PinkUnlike many women who seem to gravitate towards the color pink, I hate the hue with a passion, regardless of whether it’s baby, bubble gum, rose, magenta, hot, blush, fuschia, or any other shade in the pink portion of the spectrum. It bothers me to no end when people, especially men, assume that every female likes pink and that all females should identify with the color since it is a “girl’s” color. I am not a fan of gender stereotyping, and find myself delighted when I hear a woman say she hates pink, or that she refuses to dress her young daughter in pink. Amen to that!
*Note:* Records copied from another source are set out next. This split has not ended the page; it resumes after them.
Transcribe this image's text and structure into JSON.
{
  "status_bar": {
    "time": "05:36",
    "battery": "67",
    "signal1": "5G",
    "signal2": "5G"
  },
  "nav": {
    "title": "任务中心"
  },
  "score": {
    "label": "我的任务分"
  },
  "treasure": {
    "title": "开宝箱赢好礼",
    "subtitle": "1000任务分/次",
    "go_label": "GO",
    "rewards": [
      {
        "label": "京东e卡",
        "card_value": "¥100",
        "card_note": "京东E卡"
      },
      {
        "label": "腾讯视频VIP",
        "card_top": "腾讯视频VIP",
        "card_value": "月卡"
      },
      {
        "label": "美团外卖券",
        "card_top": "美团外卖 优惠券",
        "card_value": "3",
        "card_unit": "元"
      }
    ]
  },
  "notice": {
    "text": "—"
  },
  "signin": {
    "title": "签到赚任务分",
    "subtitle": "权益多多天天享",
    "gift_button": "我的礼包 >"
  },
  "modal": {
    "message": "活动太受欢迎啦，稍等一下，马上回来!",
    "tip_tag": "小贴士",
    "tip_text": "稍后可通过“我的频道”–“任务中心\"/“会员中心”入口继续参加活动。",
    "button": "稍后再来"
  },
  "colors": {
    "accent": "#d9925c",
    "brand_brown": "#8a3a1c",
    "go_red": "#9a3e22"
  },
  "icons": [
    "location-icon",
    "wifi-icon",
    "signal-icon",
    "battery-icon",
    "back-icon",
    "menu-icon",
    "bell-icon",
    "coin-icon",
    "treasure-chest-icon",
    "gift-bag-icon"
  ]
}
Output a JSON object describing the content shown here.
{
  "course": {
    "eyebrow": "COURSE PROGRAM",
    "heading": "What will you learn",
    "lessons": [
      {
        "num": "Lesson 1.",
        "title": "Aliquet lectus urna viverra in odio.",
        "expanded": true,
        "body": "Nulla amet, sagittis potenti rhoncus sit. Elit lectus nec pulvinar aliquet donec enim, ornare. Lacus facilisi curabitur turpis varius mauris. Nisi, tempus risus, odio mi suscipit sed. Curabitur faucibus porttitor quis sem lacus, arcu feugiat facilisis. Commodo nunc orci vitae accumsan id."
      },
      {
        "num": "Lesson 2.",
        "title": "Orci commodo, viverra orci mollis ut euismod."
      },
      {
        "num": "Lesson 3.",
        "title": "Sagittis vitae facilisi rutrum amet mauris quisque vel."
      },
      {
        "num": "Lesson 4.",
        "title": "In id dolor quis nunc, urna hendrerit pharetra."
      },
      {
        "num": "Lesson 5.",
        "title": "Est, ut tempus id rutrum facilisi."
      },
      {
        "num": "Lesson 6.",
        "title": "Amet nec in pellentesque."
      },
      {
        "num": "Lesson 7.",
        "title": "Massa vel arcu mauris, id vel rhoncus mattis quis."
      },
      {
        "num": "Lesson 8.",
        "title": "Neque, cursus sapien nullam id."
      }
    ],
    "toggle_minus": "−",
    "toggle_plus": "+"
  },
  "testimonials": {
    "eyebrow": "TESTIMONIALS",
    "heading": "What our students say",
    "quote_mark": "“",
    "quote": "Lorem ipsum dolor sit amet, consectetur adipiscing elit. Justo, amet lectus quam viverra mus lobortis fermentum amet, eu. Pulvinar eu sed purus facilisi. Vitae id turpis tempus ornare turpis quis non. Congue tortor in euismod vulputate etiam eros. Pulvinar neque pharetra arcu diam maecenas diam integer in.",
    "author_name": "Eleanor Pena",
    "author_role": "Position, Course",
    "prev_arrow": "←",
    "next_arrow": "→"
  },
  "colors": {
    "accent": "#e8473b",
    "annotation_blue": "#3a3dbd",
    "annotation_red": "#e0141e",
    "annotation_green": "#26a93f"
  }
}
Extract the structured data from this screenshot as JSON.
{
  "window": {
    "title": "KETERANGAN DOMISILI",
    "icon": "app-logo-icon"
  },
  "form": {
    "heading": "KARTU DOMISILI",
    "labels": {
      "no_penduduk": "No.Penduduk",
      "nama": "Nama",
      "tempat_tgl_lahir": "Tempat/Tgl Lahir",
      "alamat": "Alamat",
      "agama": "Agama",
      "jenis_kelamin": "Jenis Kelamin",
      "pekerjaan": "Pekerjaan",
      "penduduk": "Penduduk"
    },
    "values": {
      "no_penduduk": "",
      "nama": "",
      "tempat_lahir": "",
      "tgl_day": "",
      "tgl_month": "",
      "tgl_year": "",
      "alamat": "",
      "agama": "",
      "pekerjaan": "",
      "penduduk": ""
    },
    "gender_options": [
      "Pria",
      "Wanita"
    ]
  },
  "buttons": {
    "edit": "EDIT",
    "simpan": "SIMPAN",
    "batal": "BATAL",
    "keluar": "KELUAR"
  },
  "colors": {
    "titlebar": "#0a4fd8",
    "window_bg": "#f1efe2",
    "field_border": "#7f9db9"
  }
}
My mother certainly fell under the gender constraints which dictated that her daughter should wear pink, but thankfully she allowed me to assert my personality and hatred of pink when I dressed in regular day to day clothing. However, I did not win the battle when it came to my yearly portrait sitting. In fact, there were SEVERAL years in which I was made to wear baby pink chiffon dresses to my portrait sitting. This was utter torture for me, because I felt like a poof of pink cotton candy, ultra-girly and completely unlike the tomboyish girl I was. My mom would point out that I would only have to wear a dreaded pink garment for a few hours, and that pink was SUCH a good color on me. Truth be told, many shades of pink flatter my complexion very well, but the mere sight of pink has always turned my stomach.

I also remember one item of clothing which was given to me one Christmas (I believe it was when I was 4 years old). The item was my first bathrobe, a baby pink, polyester quilted number which I wore for many years, until it literally began to fall apart, and of course I was thrilled. When the robe was finally retired, it was no longer a full length garment, but hit my knees. When the time came to pick out a new robe, I selected a vibrant blue robe to erase the memory of having that pink monstrosity.

Some people may regard pink as a happy, calming, comforting color, but to me, it is just plain UGLY. Even purple, which is one of my favorite colors, has to have a strong leaning away from the pink spectrum in order for me to choose it. If it’s too pink, I will opt for red or black. I look at pink and I think of Pepto-Bismol and weakness. It is very safe to assume that I will reject anything (that includes clothing, accessories, decor items, etc.) that is pink. I can guarantee that I will never have logos or merchandise which have the color pink in them. It was difficult for me to pick an image for this blogpost because I knew it had to be pink. My hatred of pink is consistent and pervasive.

Pink is NOT for this girl!